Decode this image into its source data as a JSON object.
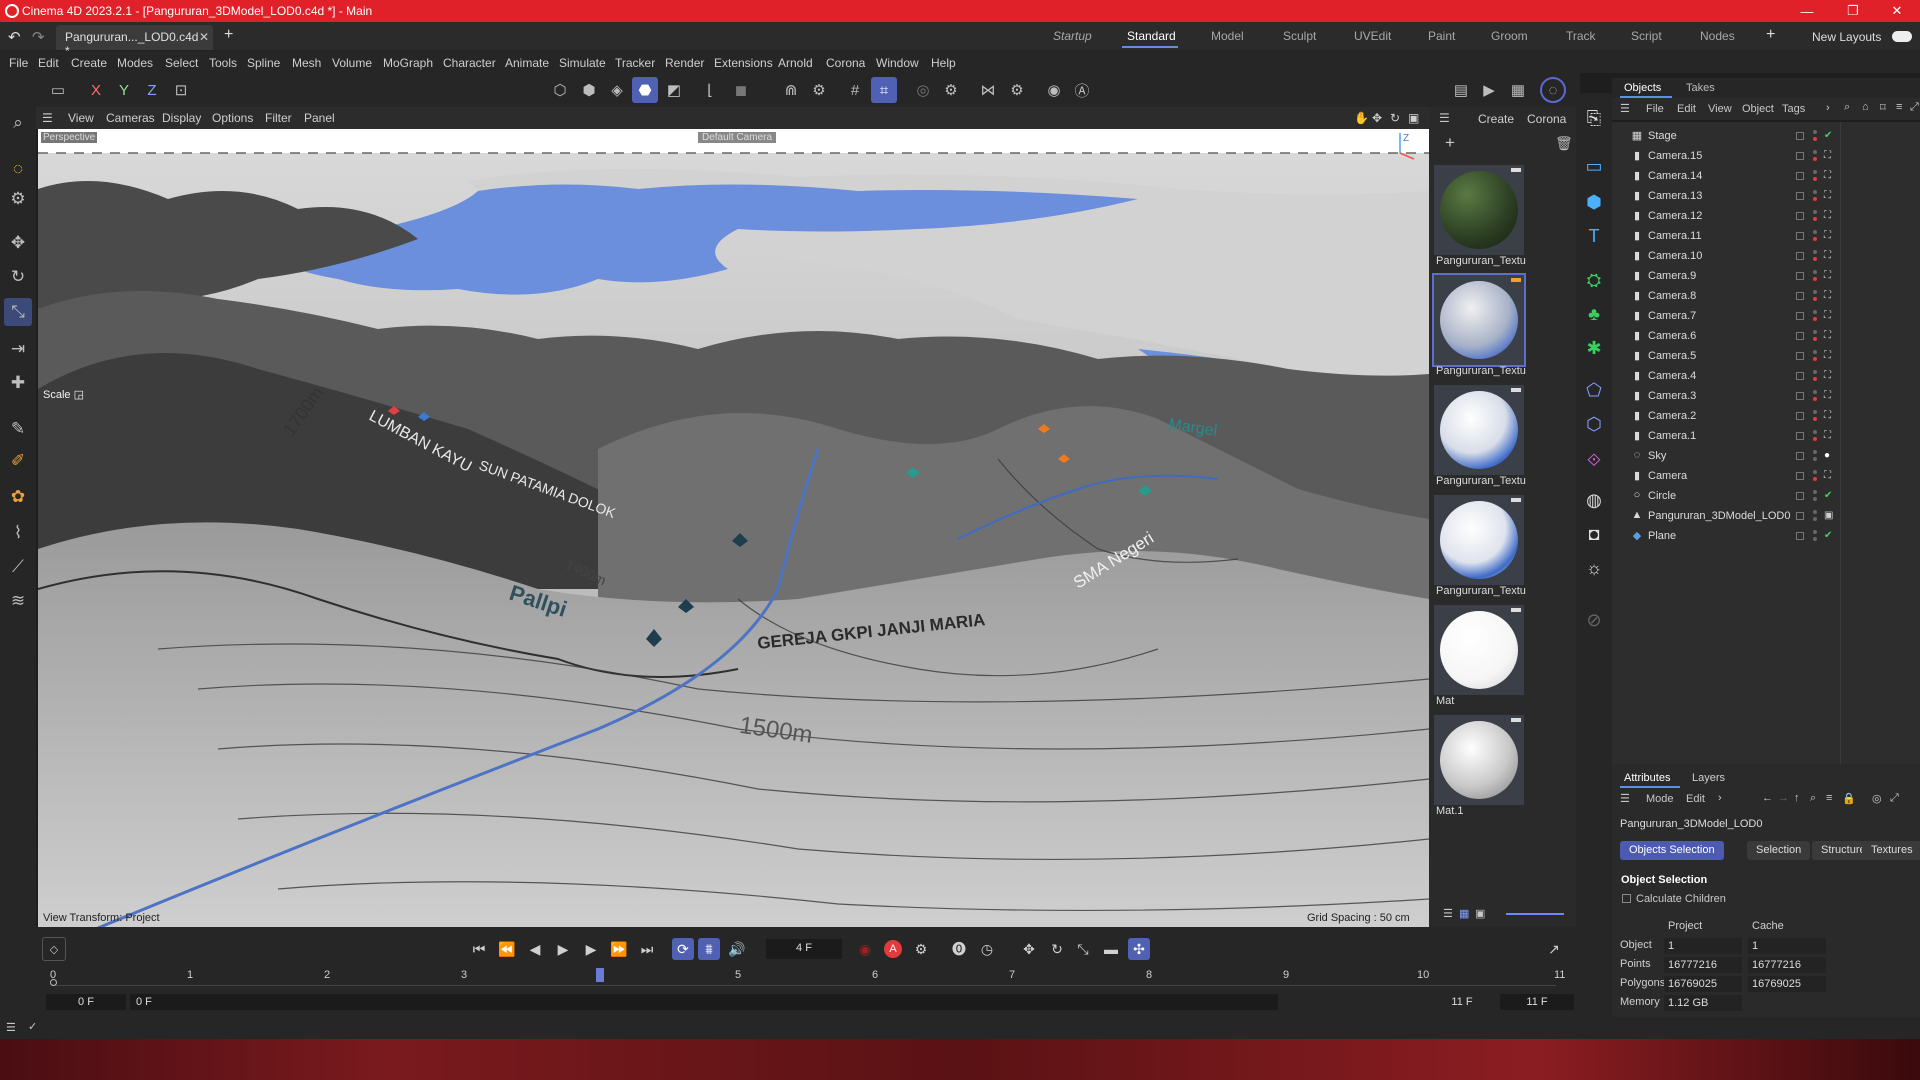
{
  "app": {
    "window_title": "Cinema 4D 2023.2.1 - [Pangururan_3DModel_LOD0.c4d *] - Main",
    "doc_tab": "Pangururan..._LOD0.c4d *",
    "layouts": [
      "Startup",
      "Standard",
      "Model",
      "Sculpt",
      "UVEdit",
      "Paint",
      "Groom",
      "Track",
      "Script",
      "Nodes"
    ],
    "active_layout": "Standard",
    "new_layouts": "New Layouts"
  },
  "menu": [
    "File",
    "Edit",
    "Create",
    "Modes",
    "Select",
    "Tools",
    "Spline",
    "Mesh",
    "Volume",
    "MoGraph",
    "Character",
    "Animate",
    "Simulate",
    "Tracker",
    "Render",
    "Extensions",
    "Arnold",
    "Corona",
    "Window",
    "Help"
  ],
  "toolbar": {
    "axis_x": "X",
    "axis_y": "Y",
    "axis_z": "Z"
  },
  "viewport": {
    "menu": [
      "View",
      "Cameras",
      "Display",
      "Options",
      "Filter",
      "Panel"
    ],
    "label_tl": "Perspective",
    "label_top": "Default Camera",
    "scale_label": "Scale",
    "view_transform": "View Transform: Project",
    "grid_spacing": "Grid Spacing : 50 cm",
    "map_labels": {
      "contour_1500": "1500m",
      "contour_1400": "1400m",
      "contour_1700": "1700m",
      "church": "GEREJA GKPI JANJI MARIA",
      "pallpi": "Pallpi",
      "lumban": "LUMBAN KAYU",
      "sma": "SMA Negeri",
      "margel": "Margel",
      "sun": "SUN PATAMIA DOLOK"
    }
  },
  "material_panel": {
    "menu": [
      "Create",
      "Corona"
    ],
    "materials": [
      {
        "name": "Pangururan_Textu",
        "style": "forest"
      },
      {
        "name": "Pangururan_Textu",
        "style": "map"
      },
      {
        "name": "Pangururan_Textu",
        "style": "map"
      },
      {
        "name": "Pangururan_Textu",
        "style": "map"
      },
      {
        "name": "Mat",
        "style": "white"
      },
      {
        "name": "Mat.1",
        "style": "grey"
      }
    ]
  },
  "objects_panel": {
    "tabs": [
      "Objects",
      "Takes"
    ],
    "menu": [
      "File",
      "Edit",
      "View",
      "Object",
      "Tags"
    ],
    "items": [
      {
        "name": "Stage",
        "icon": "stage-icon",
        "glyph": "▦",
        "tag": "✔"
      },
      {
        "name": "Camera.15",
        "icon": "camera-icon",
        "glyph": "▮",
        "tag": "⛶"
      },
      {
        "name": "Camera.14",
        "icon": "camera-icon",
        "glyph": "▮",
        "tag": "⛶"
      },
      {
        "name": "Camera.13",
        "icon": "camera-icon",
        "glyph": "▮",
        "tag": "⛶"
      },
      {
        "name": "Camera.12",
        "icon": "camera-icon",
        "glyph": "▮",
        "tag": "⛶"
      },
      {
        "name": "Camera.11",
        "icon": "camera-icon",
        "glyph": "▮",
        "tag": "⛶"
      },
      {
        "name": "Camera.10",
        "icon": "camera-icon",
        "glyph": "▮",
        "tag": "⛶"
      },
      {
        "name": "Camera.9",
        "icon": "camera-icon",
        "glyph": "▮",
        "tag": "⛶"
      },
      {
        "name": "Camera.8",
        "icon": "camera-icon",
        "glyph": "▮",
        "tag": "⛶"
      },
      {
        "name": "Camera.7",
        "icon": "camera-icon",
        "glyph": "▮",
        "tag": "⛶"
      },
      {
        "name": "Camera.6",
        "icon": "camera-icon",
        "glyph": "▮",
        "tag": "⛶"
      },
      {
        "name": "Camera.5",
        "icon": "camera-icon",
        "glyph": "▮",
        "tag": "⛶"
      },
      {
        "name": "Camera.4",
        "icon": "camera-icon",
        "glyph": "▮",
        "tag": "⛶"
      },
      {
        "name": "Camera.3",
        "icon": "camera-icon",
        "glyph": "▮",
        "tag": "⛶"
      },
      {
        "name": "Camera.2",
        "icon": "camera-icon",
        "glyph": "▮",
        "tag": "⛶"
      },
      {
        "name": "Camera.1",
        "icon": "camera-icon",
        "glyph": "▮",
        "tag": "⛶"
      },
      {
        "name": "Sky",
        "icon": "sky-icon",
        "glyph": "◌",
        "tag": "●"
      },
      {
        "name": "Camera",
        "icon": "camera-icon",
        "glyph": "▮",
        "tag": "⛶"
      },
      {
        "name": "Circle",
        "icon": "circle-spline-icon",
        "glyph": "○",
        "tag": "✔"
      },
      {
        "name": "Pangururan_3DModel_LOD0",
        "icon": "polygon-object-icon",
        "glyph": "▲",
        "tag": "▣"
      },
      {
        "name": "Plane",
        "icon": "plane-icon",
        "glyph": "◆",
        "tag": "✔"
      }
    ]
  },
  "attributes": {
    "tabs": [
      "Attributes",
      "Layers"
    ],
    "menu": [
      "Mode",
      "Edit"
    ],
    "object_name": "Pangururan_3DModel_LOD0",
    "buttons": [
      "Objects Selection",
      "Selection",
      "Structure",
      "Textures"
    ],
    "section": "Object Selection",
    "calc_children": "Calculate Children",
    "col_project": "Project",
    "col_cache": "Cache",
    "rows": [
      {
        "label": "Object",
        "project": "1",
        "cache": "1"
      },
      {
        "label": "Points",
        "project": "16777216",
        "cache": "16777216"
      },
      {
        "label": "Polygons",
        "project": "16769025",
        "cache": "16769025"
      },
      {
        "label": "Memory",
        "project": "1.12 GB",
        "cache": ""
      }
    ]
  },
  "timeline": {
    "current_frame": "4 F",
    "ticks": [
      "0",
      "1",
      "2",
      "3",
      "4",
      "5",
      "6",
      "7",
      "8",
      "9",
      "10",
      "11"
    ],
    "current_position_frame": 4,
    "start_a": "0 F",
    "start_b": "0 F",
    "end_a": "11 F",
    "end_b": "11 F"
  }
}
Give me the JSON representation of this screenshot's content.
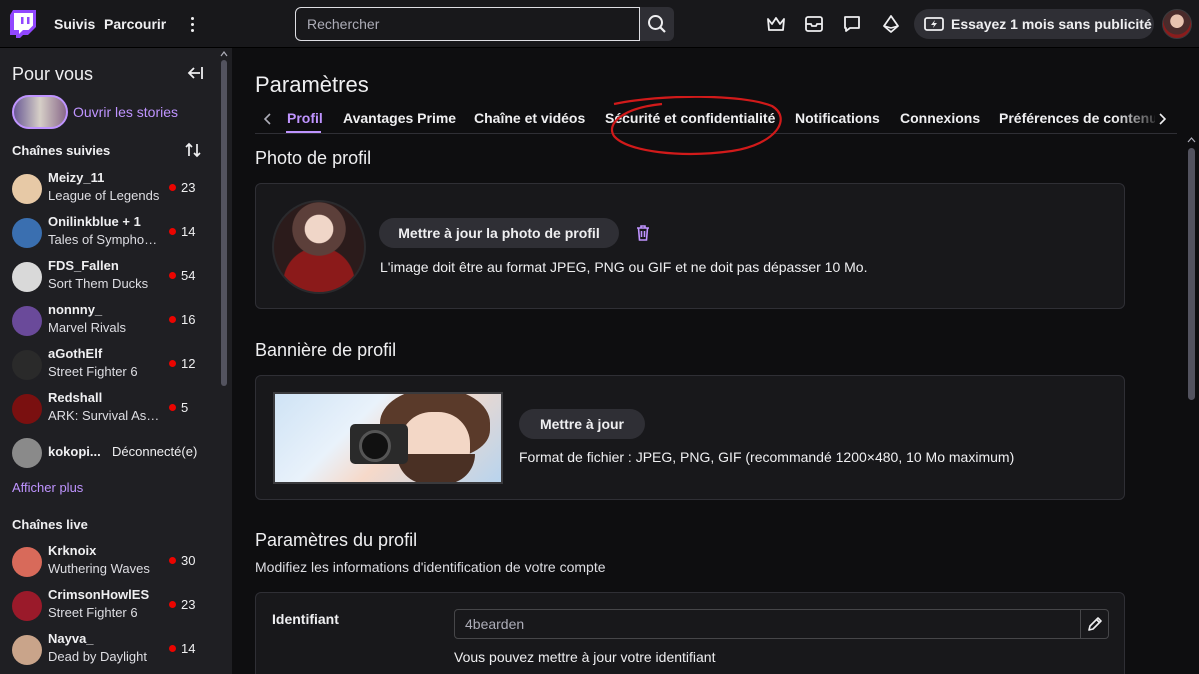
{
  "topnav": {
    "following": "Suivis",
    "browse": "Parcourir",
    "search_placeholder": "Rechercher",
    "promo": "Essayez 1 mois sans publicité"
  },
  "sidebar": {
    "title": "Pour vous",
    "stories": "Ouvrir les stories",
    "followed_title": "Chaînes suivies",
    "followed": [
      {
        "name": "Meizy_11",
        "game": "League of Legends",
        "viewers": "23",
        "color": "#e7c9a6"
      },
      {
        "name": "Onilinkblue + 1",
        "game": "Tales of Symphonia",
        "viewers": "14",
        "color": "#3a6fb0"
      },
      {
        "name": "FDS_Fallen",
        "game": "Sort Them Ducks",
        "viewers": "54",
        "color": "#d9d9d9"
      },
      {
        "name": "nonnny_",
        "game": "Marvel Rivals",
        "viewers": "16",
        "color": "#6a4a9a"
      },
      {
        "name": "aGothElf",
        "game": "Street Fighter 6",
        "viewers": "12",
        "color": "#2a2a2a"
      },
      {
        "name": "Redshall",
        "game": "ARK: Survival Ascended",
        "viewers": "5",
        "color": "#7a1010"
      }
    ],
    "offline": {
      "name": "kokopi...",
      "status": "Déconnecté(e)",
      "color": "#8a8a8a"
    },
    "show_more": "Afficher plus",
    "live_title": "Chaînes live",
    "live": [
      {
        "name": "Krknoix",
        "game": "Wuthering Waves",
        "viewers": "30",
        "color": "#d86a5a"
      },
      {
        "name": "CrimsonHowlES",
        "game": "Street Fighter 6",
        "viewers": "23",
        "color": "#9a1a2a"
      },
      {
        "name": "Nayva_",
        "game": "Dead by Daylight",
        "viewers": "14",
        "color": "#c9a48a"
      }
    ]
  },
  "main": {
    "title": "Paramètres",
    "tabs": [
      "Profil",
      "Avantages Prime",
      "Chaîne et vidéos",
      "Sécurité et confidentialité",
      "Notifications",
      "Connexions",
      "Préférences de contenu"
    ],
    "photo": {
      "title": "Photo de profil",
      "button": "Mettre à jour la photo de profil",
      "hint": "L'image doit être au format JPEG, PNG ou GIF et ne doit pas dépasser 10 Mo."
    },
    "banner": {
      "title": "Bannière de profil",
      "button": "Mettre à jour",
      "hint": "Format de fichier : JPEG, PNG, GIF (recommandé 1200×480, 10 Mo maximum)"
    },
    "profile_settings": {
      "title": "Paramètres du profil",
      "subtitle": "Modifiez les informations d'identification de votre compte",
      "username_label": "Identifiant",
      "username_value": "4bearden",
      "username_hint": "Vous pouvez mettre à jour votre identifiant"
    }
  }
}
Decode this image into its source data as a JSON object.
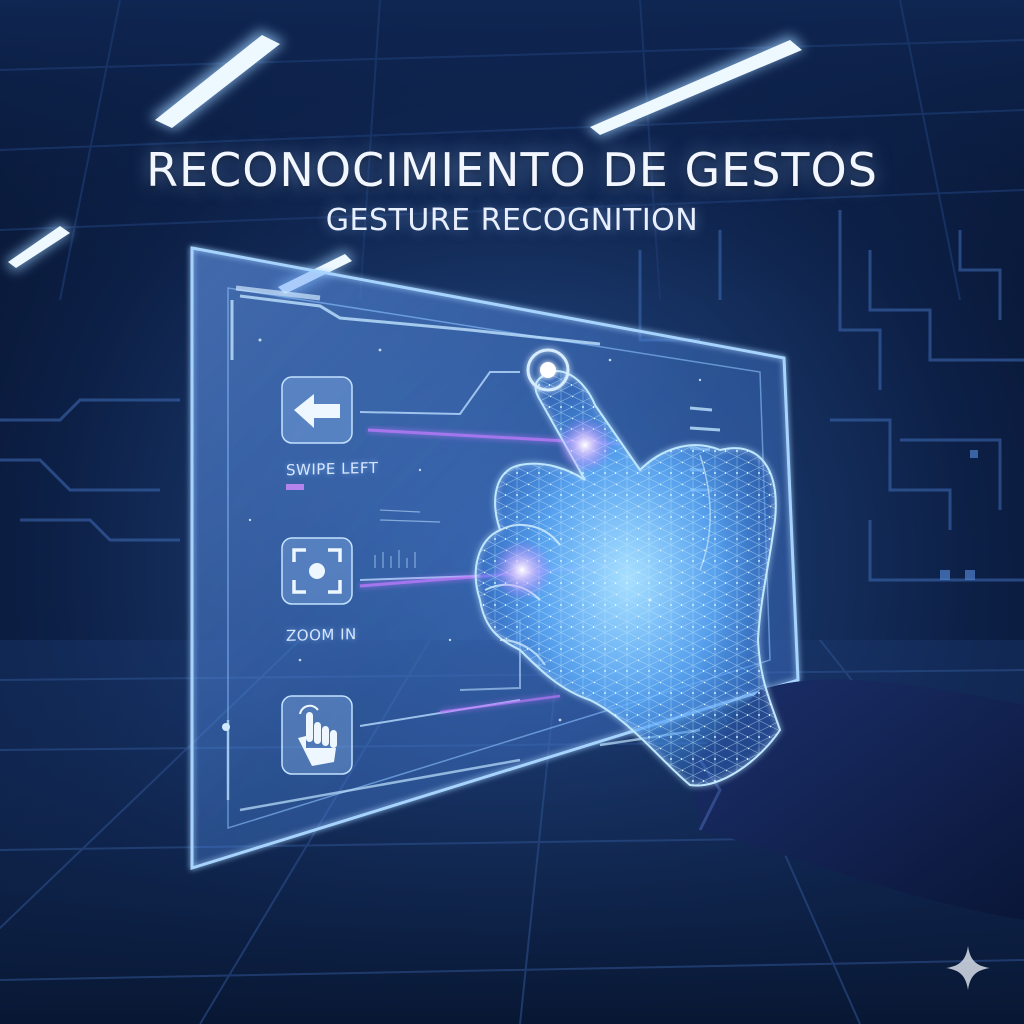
{
  "headline": {
    "title": "RECONOCIMIENTO DE GESTOS",
    "subtitle": "GESTURE RECOGNITION"
  },
  "panel": {
    "gestures": [
      {
        "label": "SWIPE LEFT",
        "icon": "arrow-left-icon"
      },
      {
        "label": "ZOOM IN",
        "icon": "zoom-focus-icon"
      },
      {
        "label": "",
        "icon": "tap-hand-icon"
      }
    ]
  },
  "colors": {
    "background": "#0c1f45",
    "glow": "#7fc4ff",
    "accent_purple": "#c07bff",
    "text": "#f2f6ff"
  },
  "watermark_icon": "sparkle-icon"
}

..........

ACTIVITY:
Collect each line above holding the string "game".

YOUR SOLUTION:
        "game": "League of Legends",
        "game": "Tales of Symphonia",
        "game": "Sort Them Ducks",
        "game": "Marvel Rivals",
        "game": "Street Fighter 6",
        "game": "ARK: Survival Ascended",
        "game": "Wuthering Waves",
        "game": "Street Fighter 6",
        "game": "Dead by Daylight",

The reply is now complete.